Vorbourg Grand Cru, Pinot Gris Maceration: 2015 Reddish colour from skin contact, savoury (Real Wine Fair 2017).
Vorbourg Grand Cru, Riesling: 2007 Nice mineral, acetaldehyde, interesting (Natural Wine Fair 2011). | 2012 Very nice citrus (Real Wine Fair 2016).
Vorbourg Grand Cru, Riesling Vendanges Tardives | 2000 Coffee and hazelnut plus great acidity.
Domaine Pierre Frick & Fils
5 rue de Baer
F-68250 Pfaffenheim (Haut-Rhin), France

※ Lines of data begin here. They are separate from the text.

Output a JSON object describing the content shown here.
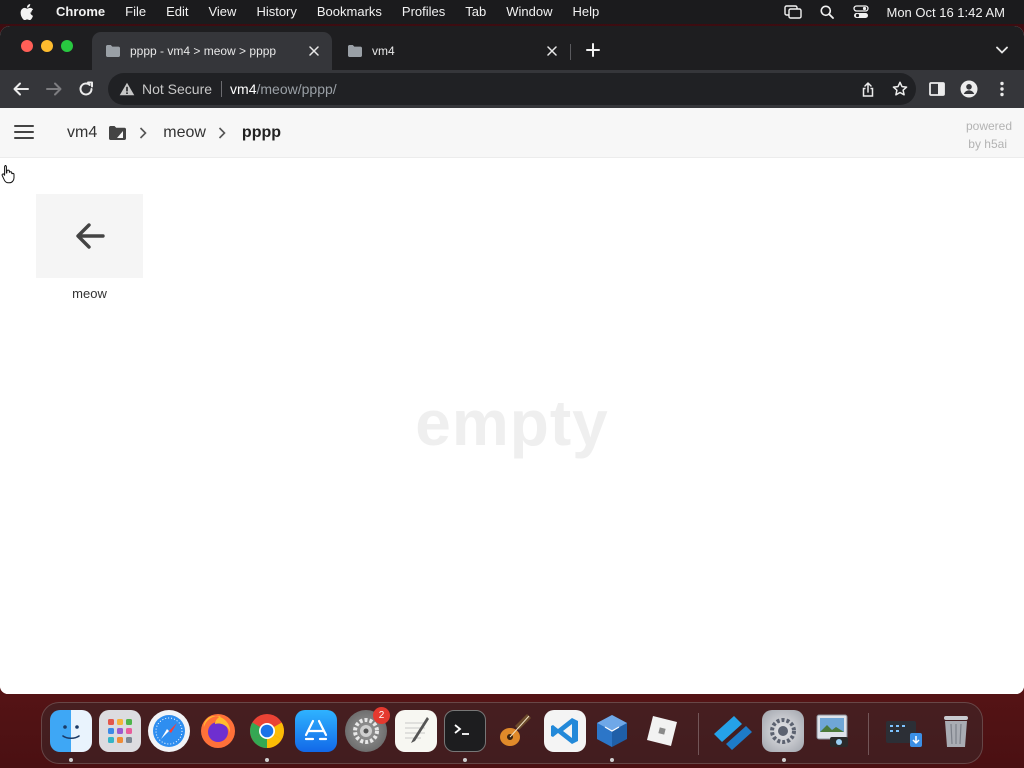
{
  "menubar": {
    "app": "Chrome",
    "items": [
      "File",
      "Edit",
      "View",
      "History",
      "Bookmarks",
      "Profiles",
      "Tab",
      "Window",
      "Help"
    ],
    "clock": "Mon Oct 16  1:42 AM"
  },
  "tabs": [
    {
      "title": "pppp - vm4 > meow > pppp",
      "active": true
    },
    {
      "title": "vm4",
      "active": false
    }
  ],
  "omnibox": {
    "security": "Not Secure",
    "host": "vm4",
    "path": "/meow/pppp/"
  },
  "page": {
    "breadcrumbs": [
      "vm4",
      "meow",
      "pppp"
    ],
    "powered_line1": "powered",
    "powered_line2": "by h5ai",
    "parent_item_label": "meow",
    "empty_text": "empty"
  },
  "dock": {
    "apps": [
      "Finder",
      "Launchpad",
      "Safari",
      "Firefox",
      "Google Chrome",
      "App Store",
      "System Preferences",
      "TextEdit",
      "Terminal",
      "GarageBand",
      "Visual Studio Code",
      "VirtualBox",
      "Roblox",
      "Roblox Studio",
      "System Preferences",
      "Preview",
      "Downloads",
      "Trash"
    ],
    "settings_badge": "2"
  },
  "colors": {
    "menubar_bg": "#1b1b1d",
    "tabstrip_bg": "#1e1e20",
    "toolbar_bg": "#35363a",
    "omnibox_bg": "#202124",
    "h5ai_topbar_bg": "#f7f7f7",
    "empty_text": "#efefef"
  }
}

Tel+33 (0)184.108.40.206.99 / www.pierrefrick.com | Directions On the RN 83 (Route Nationale), 6.2 miles (10 km) south of Colmar (vehicular entrance to the domaine is via 9, rue du Fossé).
Monty Waldin (‘Biodynamic Wines’, 2004), p.129-131.
Natural Wine Fair 2011, Borough Market, London 15-17 May.
Real Wine Fair 2016, Tobacco Dock, London 17-18th April.
Real Wine Fair 2017, Tobacco Dock, London 7-8th May.